>>>

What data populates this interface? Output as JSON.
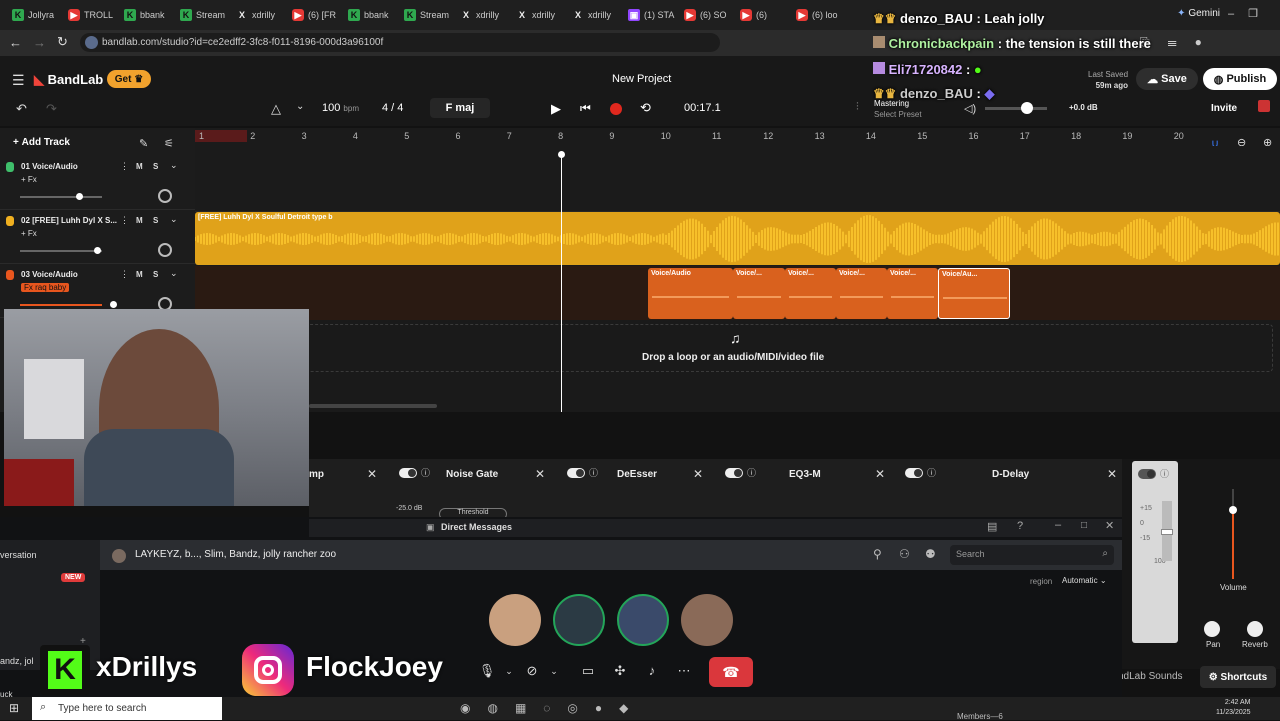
{
  "browser": {
    "tabs": [
      {
        "icon": "k",
        "label": "Jollyra"
      },
      {
        "icon": "yt",
        "label": "TROLL"
      },
      {
        "icon": "k",
        "label": "bbank"
      },
      {
        "icon": "k",
        "label": "Stream"
      },
      {
        "icon": "x",
        "label": "xdrilly"
      },
      {
        "icon": "yt",
        "label": "(6) [FR"
      },
      {
        "icon": "k",
        "label": "bbank"
      },
      {
        "icon": "k",
        "label": "Stream"
      },
      {
        "icon": "x",
        "label": "xdrilly"
      },
      {
        "icon": "x",
        "label": "xdrilly"
      },
      {
        "icon": "x",
        "label": "xdrilly"
      },
      {
        "icon": "tw",
        "label": "(1) STA"
      },
      {
        "icon": "yt",
        "label": "(6) SO"
      },
      {
        "icon": "yt",
        "label": "(6)"
      },
      {
        "icon": "yt",
        "label": "(6) loo"
      }
    ],
    "gemini_label": "Gemini",
    "url": "bandlab.com/studio?id=ce2edff2-3fc8-f011-8196-000d3a96100f"
  },
  "bandlab": {
    "logo": "BandLab",
    "get_label": "Get",
    "project_title": "New Project",
    "last_saved_label": "Last Saved",
    "last_saved_value": "59m ago",
    "save_label": "Save",
    "publish_label": "Publish",
    "invite_label": "Invite",
    "bpm_value": "100",
    "bpm_unit": "bpm",
    "time_sig": "4 / 4",
    "key": "F maj",
    "time_display": "00:17.1",
    "mastering_label": "Mastering",
    "mastering_preset": "Select Preset",
    "volume_db": "+0.0 dB",
    "add_track": "Add Track",
    "ruler": [
      "1",
      "2",
      "3",
      "4",
      "5",
      "6",
      "7",
      "8",
      "9",
      "10",
      "11",
      "12",
      "13",
      "14",
      "15",
      "16",
      "17",
      "18",
      "19",
      "20"
    ],
    "tracks": [
      {
        "name": "01  Voice/Audio",
        "fx": "+ Fx",
        "color": "#3fbf6b"
      },
      {
        "name": "02  [FREE] Luhh Dyl X S...",
        "fx": "+ Fx",
        "color": "#f0b020"
      },
      {
        "name": "03  Voice/Audio",
        "fx": "Fx raq baby",
        "color": "#e8561e"
      }
    ],
    "mute_label": "M",
    "solo_label": "S",
    "clip_beat": "[FREE] Luhh Dyl X Soulful Detroit type b",
    "clips_vocal": [
      "Voice/Audio",
      "Voice/...",
      "Voice/...",
      "Voice/...",
      "Voice/...",
      "Voice/Au..."
    ],
    "drop_hint": "Drop a loop or an audio/MIDI/video file",
    "effects": [
      {
        "name": "mp"
      },
      {
        "name": "Noise Gate"
      },
      {
        "name": "DeEsser"
      },
      {
        "name": "EQ3-M"
      },
      {
        "name": "D-Delay"
      }
    ],
    "threshold_value": "-25.0 dB",
    "threshold_label": "Threshold",
    "meter_ticks": [
      "+15",
      "0",
      "-15",
      "100"
    ],
    "volume_label": "Volume",
    "pan_label": "Pan",
    "reverb_label": "Reverb",
    "sounds_label": "ndLab Sounds",
    "shortcuts_label": "Shortcuts"
  },
  "discord": {
    "window_title": "Direct Messages",
    "conversation_label": "versation",
    "new_badge": "NEW",
    "group_name": "LAYKEYZ, b..., Slim, Bandz, jolly rancher zoo",
    "search_placeholder": "Search",
    "region_label": "region",
    "region_value": "Automatic",
    "side_names": [
      "andz, jol",
      "uck"
    ],
    "members_label": "Members—6"
  },
  "overlay": {
    "handle_kick": "xDrillys",
    "handle_ig": "FlockJoey",
    "chat": [
      {
        "user": "denzo_BAU",
        "text": "Leah jolly"
      },
      {
        "user": "Chronicbackpain",
        "text": "the tension is still there"
      },
      {
        "user": "Eli71720842",
        "text": ""
      },
      {
        "user": "denzo_BAU",
        "text": ""
      }
    ]
  },
  "taskbar": {
    "search_placeholder": "Type here to search",
    "time": "2:42 AM",
    "date": "11/23/2025"
  }
}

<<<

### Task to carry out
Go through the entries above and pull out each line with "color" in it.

### Answer space
        "color": "#3fbf6b"
        "color": "#f0b020"
        "color": "#e8561e"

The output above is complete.